A new stone carving has been discovered at Arbeia Roman fort, at South Shields at the eastern end of Hadrian’s Wall.
The small but well-carved head is broken at the neck, suggesting it came from a statuette depicting a full figure. Above the benignly smiling face sits a mural crown - representing the towers of a city or fortress.
The mural crown marks the deity out as a Tyche - the protective personification of a place. In this instance, it is believed that the deity represents Brigantia, the personified protective goddess of the Romano-British tribe of the same name, whose lands covered large swathes of northern England.
The head came from a part of the fort changed when it was expanded in the early 3rd Century, suggesting that the shrine site might have been redundant by that time. In 1895 an altar dedicated to Brigantia was also found at the fort.

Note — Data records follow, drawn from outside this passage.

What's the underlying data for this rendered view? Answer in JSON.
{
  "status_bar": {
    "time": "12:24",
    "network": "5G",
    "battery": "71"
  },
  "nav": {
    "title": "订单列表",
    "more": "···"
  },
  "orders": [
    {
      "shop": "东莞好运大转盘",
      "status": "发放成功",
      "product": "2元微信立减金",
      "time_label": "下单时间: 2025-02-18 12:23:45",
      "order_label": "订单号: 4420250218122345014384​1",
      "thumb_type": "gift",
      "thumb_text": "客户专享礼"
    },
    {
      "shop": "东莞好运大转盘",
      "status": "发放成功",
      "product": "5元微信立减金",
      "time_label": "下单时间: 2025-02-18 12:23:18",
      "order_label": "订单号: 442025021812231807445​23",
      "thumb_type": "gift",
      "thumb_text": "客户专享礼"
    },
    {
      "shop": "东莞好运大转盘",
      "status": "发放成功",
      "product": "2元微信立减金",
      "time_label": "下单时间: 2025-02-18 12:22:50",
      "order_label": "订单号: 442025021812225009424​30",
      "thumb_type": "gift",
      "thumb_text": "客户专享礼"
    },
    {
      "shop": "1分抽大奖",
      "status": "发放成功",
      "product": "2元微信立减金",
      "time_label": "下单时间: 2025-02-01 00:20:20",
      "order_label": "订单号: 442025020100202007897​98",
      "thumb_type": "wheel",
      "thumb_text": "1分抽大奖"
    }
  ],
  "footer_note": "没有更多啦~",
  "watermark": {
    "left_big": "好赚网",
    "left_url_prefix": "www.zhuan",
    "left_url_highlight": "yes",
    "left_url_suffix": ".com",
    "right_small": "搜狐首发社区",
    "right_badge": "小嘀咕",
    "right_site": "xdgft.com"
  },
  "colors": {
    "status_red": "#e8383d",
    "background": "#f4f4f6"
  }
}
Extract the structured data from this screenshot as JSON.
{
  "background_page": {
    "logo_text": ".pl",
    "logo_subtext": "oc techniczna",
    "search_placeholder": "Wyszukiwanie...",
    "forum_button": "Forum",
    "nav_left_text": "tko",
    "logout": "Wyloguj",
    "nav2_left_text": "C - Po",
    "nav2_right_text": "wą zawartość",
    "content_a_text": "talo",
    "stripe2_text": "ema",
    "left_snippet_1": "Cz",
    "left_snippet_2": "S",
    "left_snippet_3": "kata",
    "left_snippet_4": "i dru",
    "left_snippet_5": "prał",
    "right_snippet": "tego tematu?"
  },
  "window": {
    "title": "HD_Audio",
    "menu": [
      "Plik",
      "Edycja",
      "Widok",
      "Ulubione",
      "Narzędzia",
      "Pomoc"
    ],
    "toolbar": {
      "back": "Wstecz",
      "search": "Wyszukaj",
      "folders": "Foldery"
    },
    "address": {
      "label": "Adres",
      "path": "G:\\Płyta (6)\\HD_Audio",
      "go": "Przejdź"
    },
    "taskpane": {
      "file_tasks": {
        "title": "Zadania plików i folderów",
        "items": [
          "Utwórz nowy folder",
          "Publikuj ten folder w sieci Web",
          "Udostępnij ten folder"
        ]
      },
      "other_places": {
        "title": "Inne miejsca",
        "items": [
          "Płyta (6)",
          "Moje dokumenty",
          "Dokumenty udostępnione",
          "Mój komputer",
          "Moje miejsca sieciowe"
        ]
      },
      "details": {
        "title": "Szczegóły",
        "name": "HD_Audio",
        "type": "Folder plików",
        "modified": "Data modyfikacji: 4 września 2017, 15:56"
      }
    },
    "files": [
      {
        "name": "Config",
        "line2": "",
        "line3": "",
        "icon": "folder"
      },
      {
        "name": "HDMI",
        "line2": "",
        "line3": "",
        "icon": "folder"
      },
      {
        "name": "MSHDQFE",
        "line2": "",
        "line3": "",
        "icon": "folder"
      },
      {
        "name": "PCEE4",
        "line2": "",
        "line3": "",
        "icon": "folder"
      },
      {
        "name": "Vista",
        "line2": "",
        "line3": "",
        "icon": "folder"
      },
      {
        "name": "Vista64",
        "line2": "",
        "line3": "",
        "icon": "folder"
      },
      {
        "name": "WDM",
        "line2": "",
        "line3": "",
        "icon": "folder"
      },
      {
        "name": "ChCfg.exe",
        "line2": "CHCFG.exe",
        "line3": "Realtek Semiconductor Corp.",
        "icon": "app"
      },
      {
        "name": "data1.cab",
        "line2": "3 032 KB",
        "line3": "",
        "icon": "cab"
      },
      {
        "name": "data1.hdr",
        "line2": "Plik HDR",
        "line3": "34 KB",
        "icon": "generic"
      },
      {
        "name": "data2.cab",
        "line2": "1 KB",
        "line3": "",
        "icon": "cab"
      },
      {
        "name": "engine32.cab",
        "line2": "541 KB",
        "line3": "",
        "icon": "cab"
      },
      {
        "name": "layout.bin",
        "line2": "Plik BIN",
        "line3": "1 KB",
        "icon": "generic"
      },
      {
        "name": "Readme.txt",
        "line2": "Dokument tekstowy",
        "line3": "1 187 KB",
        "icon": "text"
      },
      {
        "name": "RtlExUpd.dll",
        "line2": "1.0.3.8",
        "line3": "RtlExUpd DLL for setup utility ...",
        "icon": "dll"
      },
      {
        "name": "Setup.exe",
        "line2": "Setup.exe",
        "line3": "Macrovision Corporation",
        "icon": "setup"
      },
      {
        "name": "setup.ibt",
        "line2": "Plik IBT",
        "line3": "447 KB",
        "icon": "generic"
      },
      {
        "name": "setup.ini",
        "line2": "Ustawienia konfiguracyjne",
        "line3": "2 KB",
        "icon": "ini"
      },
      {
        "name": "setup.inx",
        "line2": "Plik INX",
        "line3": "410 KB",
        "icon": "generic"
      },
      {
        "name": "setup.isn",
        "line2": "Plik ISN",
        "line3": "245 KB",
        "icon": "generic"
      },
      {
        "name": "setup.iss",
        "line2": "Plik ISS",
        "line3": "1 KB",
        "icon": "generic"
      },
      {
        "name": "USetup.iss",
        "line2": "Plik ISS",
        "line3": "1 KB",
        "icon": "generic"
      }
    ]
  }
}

A copper alloy figurine of a female figure, veiled as if ready to perform a sacrifice and holding a patera. The figure might represent a priestess.
Found at Arbeia Roman fort and in the collections of the Great North Museum
Hydria with scene from a story of Dionysus (Bacchus). While travelling to Greece by sea, pirates overtook Dionysus’ ship. They repeatedly tied him up but the ropes wouldn’t fasten. Dionysus then began to cover the ship with vines. In their desperation to escape the pirates leaped into the sea, turning into dolphins as they did so.
On this hydria, Dionysus is represented by the vines on the left of the scene.
Archaeologists from the University of Münster excavating the ancient sanctuary of Jupiter Dolichenus near the town of Dülük in southern Turkey have unearthed more than 600 stamp and cylinder seals dating from between the 7th and the 4th centuries B.C.